Egypt's Pope Shenouda III Dead at 88
Articles in Sunday School Magazine between 1956 and 1958 frequently argued against this decision.
Pope Kyrillos Era (1959-1971)
Pope Kyrillos was elected, and in 1962, he consecrated Father Antonios to Bishop Shenouda. Prior to 1962, Bishops were only responsible for their diocese, but with the consecration of Bishop Shenouda, "general bishops" were conceived for special tasks.
Bishop Shenouda became general bishop of education. Later, more consecrations to the function of general bishop followed, giving them the same vote in the Synod as diocesan bishops, gradually weakening the status of individual diocesan bishops.
Bishop Shenouda was suspended in 1966 by Pope Kyrillos for his "campaigns for change" that called for popular election of bishops and priests, a principle that Bishop Shenouda later applied when he became Pope. This conflict between Pope Kyrillos and Bishop Shenouda was later resolved.
Anwar al-Sadat Years (1971-1981)
When Pope Kyrillos passed away in 1971, Nazir Gayed was again one of the candidates for the papacy. The charismatic priest, Father Bishoi Kamel, then wrote a strongly worded pamphlet against the election of any bishop to the papacy, indicating resistance to changing the rules for who is eligible for election.
But Pope Shenouda was consecrated in 1971. He was not afraid to oppose government decisions that he believed restricted the freedom of Christians in Egypt. Only one year earlier Anwar al Sadat had become president of Egypt and decided to give more opportunities to Islamists in society. The policies of church and state clashed in particular over church building and Pope Shenouda's resistance against changing Article 2 of the constitution from the shar'iah as "a" source of legislation to the Shar'iah as "the" source of legislation.
Clashes resulted in tensions between church and state and in violence and death in the streets of Egypt among Muslims and Christians. The famed British historian P.J. Vatikiotis called Pope Shenouda of these days "a firebrand."
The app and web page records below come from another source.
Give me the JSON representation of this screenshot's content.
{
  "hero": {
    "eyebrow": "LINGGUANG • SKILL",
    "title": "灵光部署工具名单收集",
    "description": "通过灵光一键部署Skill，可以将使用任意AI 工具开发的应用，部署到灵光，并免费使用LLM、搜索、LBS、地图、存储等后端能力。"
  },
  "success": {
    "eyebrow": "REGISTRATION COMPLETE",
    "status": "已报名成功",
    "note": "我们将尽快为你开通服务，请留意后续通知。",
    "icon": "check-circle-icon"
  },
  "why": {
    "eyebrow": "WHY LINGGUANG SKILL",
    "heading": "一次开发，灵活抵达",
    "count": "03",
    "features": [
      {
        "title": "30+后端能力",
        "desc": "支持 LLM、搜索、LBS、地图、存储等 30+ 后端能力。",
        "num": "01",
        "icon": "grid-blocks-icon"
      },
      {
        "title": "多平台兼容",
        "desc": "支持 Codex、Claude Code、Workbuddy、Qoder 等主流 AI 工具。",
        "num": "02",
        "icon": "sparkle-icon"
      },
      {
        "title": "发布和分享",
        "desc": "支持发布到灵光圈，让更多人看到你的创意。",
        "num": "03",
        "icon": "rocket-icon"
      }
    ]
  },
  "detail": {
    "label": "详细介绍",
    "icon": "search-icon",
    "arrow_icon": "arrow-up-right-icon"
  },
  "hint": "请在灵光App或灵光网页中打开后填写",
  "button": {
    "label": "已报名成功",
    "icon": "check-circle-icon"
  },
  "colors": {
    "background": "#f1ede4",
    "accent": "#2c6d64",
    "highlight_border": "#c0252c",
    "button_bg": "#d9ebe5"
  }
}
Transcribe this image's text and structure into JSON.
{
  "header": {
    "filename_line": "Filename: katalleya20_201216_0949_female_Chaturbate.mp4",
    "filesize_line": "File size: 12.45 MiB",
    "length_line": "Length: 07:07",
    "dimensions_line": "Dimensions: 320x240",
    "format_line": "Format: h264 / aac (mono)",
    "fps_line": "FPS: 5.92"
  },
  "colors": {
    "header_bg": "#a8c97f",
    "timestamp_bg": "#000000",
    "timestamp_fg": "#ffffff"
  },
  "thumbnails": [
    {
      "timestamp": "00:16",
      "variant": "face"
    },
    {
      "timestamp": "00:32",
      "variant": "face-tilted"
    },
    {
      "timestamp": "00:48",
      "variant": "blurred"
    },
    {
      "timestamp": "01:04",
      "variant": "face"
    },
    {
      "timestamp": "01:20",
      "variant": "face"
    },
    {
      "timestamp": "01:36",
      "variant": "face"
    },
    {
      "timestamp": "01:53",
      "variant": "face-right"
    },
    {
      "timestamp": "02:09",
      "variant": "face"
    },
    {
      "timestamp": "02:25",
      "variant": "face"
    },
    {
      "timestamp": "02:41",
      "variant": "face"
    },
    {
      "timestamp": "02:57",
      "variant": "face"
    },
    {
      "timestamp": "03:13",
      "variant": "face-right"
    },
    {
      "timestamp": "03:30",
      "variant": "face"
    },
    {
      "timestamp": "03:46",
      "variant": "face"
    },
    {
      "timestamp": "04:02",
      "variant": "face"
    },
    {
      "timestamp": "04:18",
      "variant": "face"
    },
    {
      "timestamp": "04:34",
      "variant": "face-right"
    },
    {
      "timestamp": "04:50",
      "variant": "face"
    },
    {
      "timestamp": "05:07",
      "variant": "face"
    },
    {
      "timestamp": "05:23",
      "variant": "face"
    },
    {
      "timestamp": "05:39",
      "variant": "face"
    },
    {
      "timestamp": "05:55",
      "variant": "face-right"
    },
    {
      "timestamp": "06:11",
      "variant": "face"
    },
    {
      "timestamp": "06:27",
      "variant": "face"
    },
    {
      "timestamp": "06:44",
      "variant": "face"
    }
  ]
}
But Pope Shenouda was certainly not the only "firebrand." Many Muslim preachers qualified for the same description. Tensions in society worsened and Sadat decided to arrest 1,536 people, among them 120 Copts, including 8 bishops and 24 priests.
Sadat banished Pope Shenouda to the monastery of Anba Bishoi, having him (de facto) replaced by a committee of five bishops.
Just days before Sadat was assassinated during a military parade on October 6, 1981, Father Matta al-Meskeen, a major reformer, told Time magazine, "Shenouda's appointment was the beginning of the trouble. The mind replaced inspiration, and planning replaced prayer. For the first years I prayed for him, but I see the church is going from bad to worse because of his behavior ... I can't say I'm happy, but I am at peace now. Every morning I was expecting news of more bloody collisions. Sadat's actions protect the church and the Copts. They are from God."
This statement contributed to a lasting schism between these two major reformers in the church.